- [Work to complete]: Report each line of the entries below that has the word "gmail" in it.

- [Records provided]:
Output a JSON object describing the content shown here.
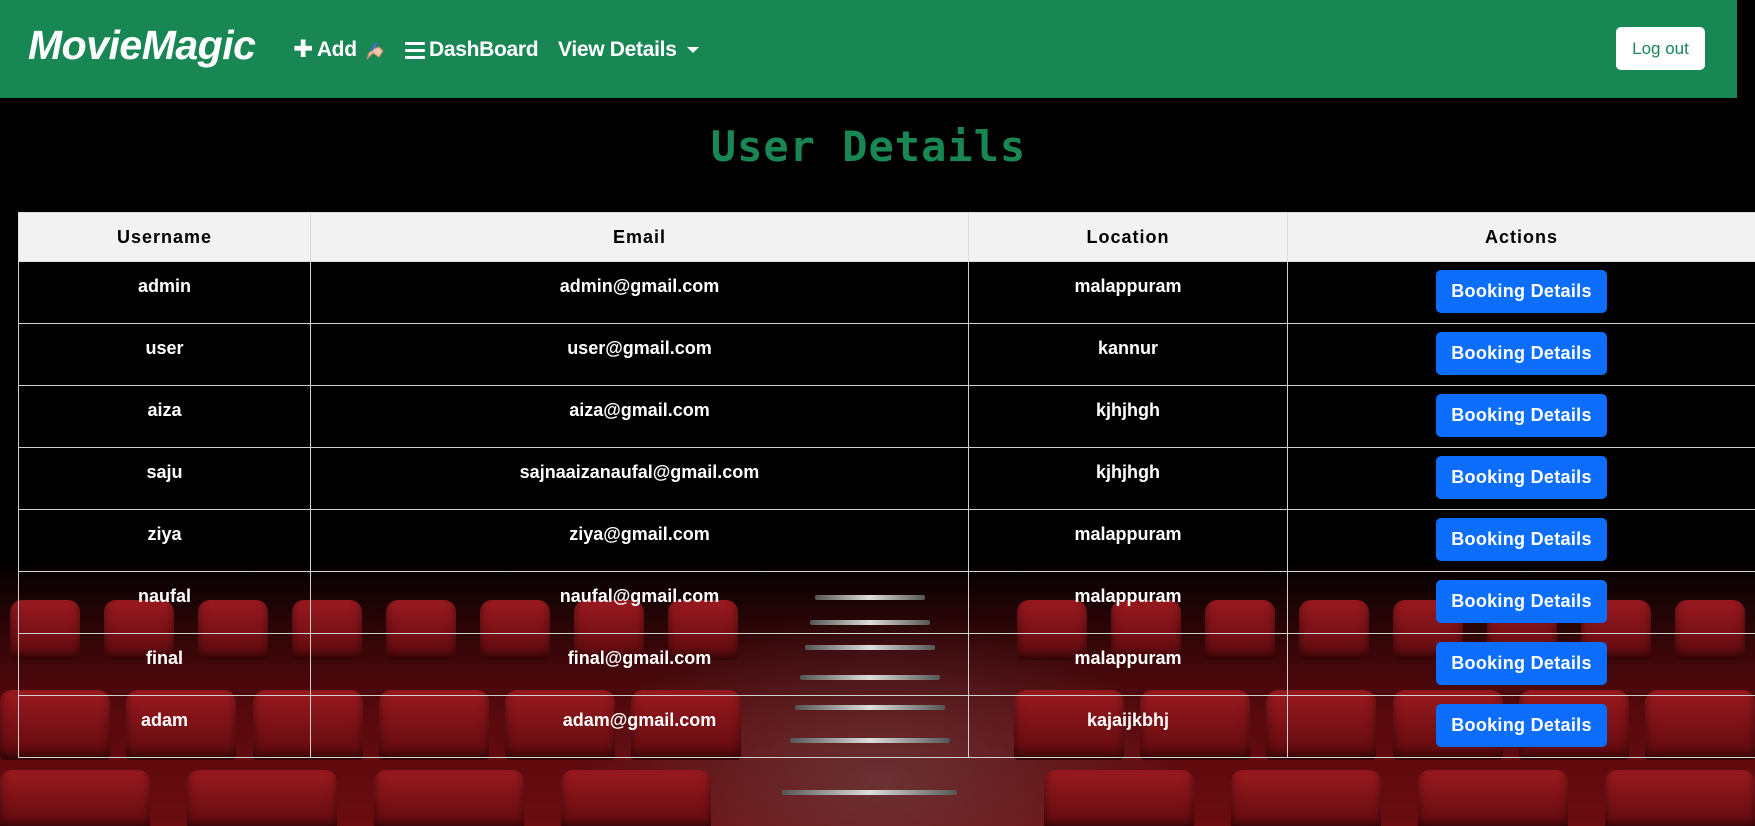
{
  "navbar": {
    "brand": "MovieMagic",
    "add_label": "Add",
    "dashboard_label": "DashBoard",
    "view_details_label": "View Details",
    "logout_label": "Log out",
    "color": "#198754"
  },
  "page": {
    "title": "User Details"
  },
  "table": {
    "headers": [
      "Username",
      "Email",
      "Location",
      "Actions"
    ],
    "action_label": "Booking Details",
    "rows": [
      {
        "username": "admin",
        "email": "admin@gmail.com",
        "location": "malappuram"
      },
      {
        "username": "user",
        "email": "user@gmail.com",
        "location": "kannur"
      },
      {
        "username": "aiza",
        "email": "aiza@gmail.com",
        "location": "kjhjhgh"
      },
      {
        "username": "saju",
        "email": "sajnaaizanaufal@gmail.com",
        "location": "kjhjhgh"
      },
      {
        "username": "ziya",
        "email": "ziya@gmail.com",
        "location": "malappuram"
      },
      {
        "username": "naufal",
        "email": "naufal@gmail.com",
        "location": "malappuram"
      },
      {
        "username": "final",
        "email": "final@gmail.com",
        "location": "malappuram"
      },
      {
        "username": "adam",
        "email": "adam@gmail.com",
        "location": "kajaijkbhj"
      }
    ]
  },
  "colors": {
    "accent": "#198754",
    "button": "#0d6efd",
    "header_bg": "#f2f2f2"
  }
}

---

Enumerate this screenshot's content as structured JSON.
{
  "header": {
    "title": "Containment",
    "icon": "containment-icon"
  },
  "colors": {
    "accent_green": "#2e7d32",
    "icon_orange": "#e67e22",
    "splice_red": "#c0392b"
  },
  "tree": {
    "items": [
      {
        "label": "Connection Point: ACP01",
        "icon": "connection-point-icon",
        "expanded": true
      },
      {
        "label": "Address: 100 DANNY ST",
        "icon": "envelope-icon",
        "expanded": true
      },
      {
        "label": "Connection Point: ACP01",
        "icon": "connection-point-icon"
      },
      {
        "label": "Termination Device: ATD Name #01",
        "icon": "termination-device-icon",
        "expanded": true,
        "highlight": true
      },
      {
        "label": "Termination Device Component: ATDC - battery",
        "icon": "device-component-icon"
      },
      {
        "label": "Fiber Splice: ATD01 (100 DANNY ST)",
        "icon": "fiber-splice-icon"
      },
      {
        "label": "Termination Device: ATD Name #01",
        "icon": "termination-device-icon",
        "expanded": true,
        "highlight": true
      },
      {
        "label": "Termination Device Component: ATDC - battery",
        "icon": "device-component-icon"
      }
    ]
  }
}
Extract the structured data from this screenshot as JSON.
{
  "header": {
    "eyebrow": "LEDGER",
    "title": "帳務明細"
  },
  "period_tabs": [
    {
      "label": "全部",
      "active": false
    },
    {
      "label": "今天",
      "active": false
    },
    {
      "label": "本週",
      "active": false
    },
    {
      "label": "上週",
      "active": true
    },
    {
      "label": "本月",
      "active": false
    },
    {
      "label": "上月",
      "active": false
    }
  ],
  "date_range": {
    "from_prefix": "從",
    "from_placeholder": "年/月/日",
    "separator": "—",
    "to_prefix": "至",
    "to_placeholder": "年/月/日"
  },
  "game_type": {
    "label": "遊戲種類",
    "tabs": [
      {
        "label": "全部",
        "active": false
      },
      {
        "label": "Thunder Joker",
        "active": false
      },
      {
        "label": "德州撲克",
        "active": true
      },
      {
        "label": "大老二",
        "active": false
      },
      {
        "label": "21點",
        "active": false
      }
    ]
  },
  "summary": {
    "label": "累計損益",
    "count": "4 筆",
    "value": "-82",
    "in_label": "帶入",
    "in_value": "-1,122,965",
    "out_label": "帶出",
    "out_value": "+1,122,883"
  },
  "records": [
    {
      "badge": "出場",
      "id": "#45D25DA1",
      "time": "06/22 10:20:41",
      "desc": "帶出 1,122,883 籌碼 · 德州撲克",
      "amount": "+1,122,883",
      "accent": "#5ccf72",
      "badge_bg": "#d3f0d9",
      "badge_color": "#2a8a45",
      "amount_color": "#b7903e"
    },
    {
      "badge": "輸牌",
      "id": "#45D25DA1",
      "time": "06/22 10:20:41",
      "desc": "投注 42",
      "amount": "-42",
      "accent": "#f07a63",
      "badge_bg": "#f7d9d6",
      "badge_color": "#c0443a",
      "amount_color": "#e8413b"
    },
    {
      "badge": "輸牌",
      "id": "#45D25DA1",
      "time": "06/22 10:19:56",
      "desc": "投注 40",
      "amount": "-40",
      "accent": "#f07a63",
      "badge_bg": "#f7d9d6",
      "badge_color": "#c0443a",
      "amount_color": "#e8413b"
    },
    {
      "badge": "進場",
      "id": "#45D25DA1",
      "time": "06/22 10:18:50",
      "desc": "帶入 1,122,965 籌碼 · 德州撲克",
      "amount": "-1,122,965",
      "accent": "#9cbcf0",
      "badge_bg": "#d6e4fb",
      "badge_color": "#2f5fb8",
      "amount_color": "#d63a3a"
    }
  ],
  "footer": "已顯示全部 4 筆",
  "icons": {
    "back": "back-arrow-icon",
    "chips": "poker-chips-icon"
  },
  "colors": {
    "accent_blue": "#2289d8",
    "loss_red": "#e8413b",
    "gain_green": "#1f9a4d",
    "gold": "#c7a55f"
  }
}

- [Written answer]:
        "email": "admin@gmail.com",
        "email": "user@gmail.com",
        "email": "aiza@gmail.com",
        "email": "sajnaaizanaufal@gmail.com",
        "email": "ziya@gmail.com",
        "email": "naufal@gmail.com",
        "email": "final@gmail.com",
        "email": "adam@gmail.com",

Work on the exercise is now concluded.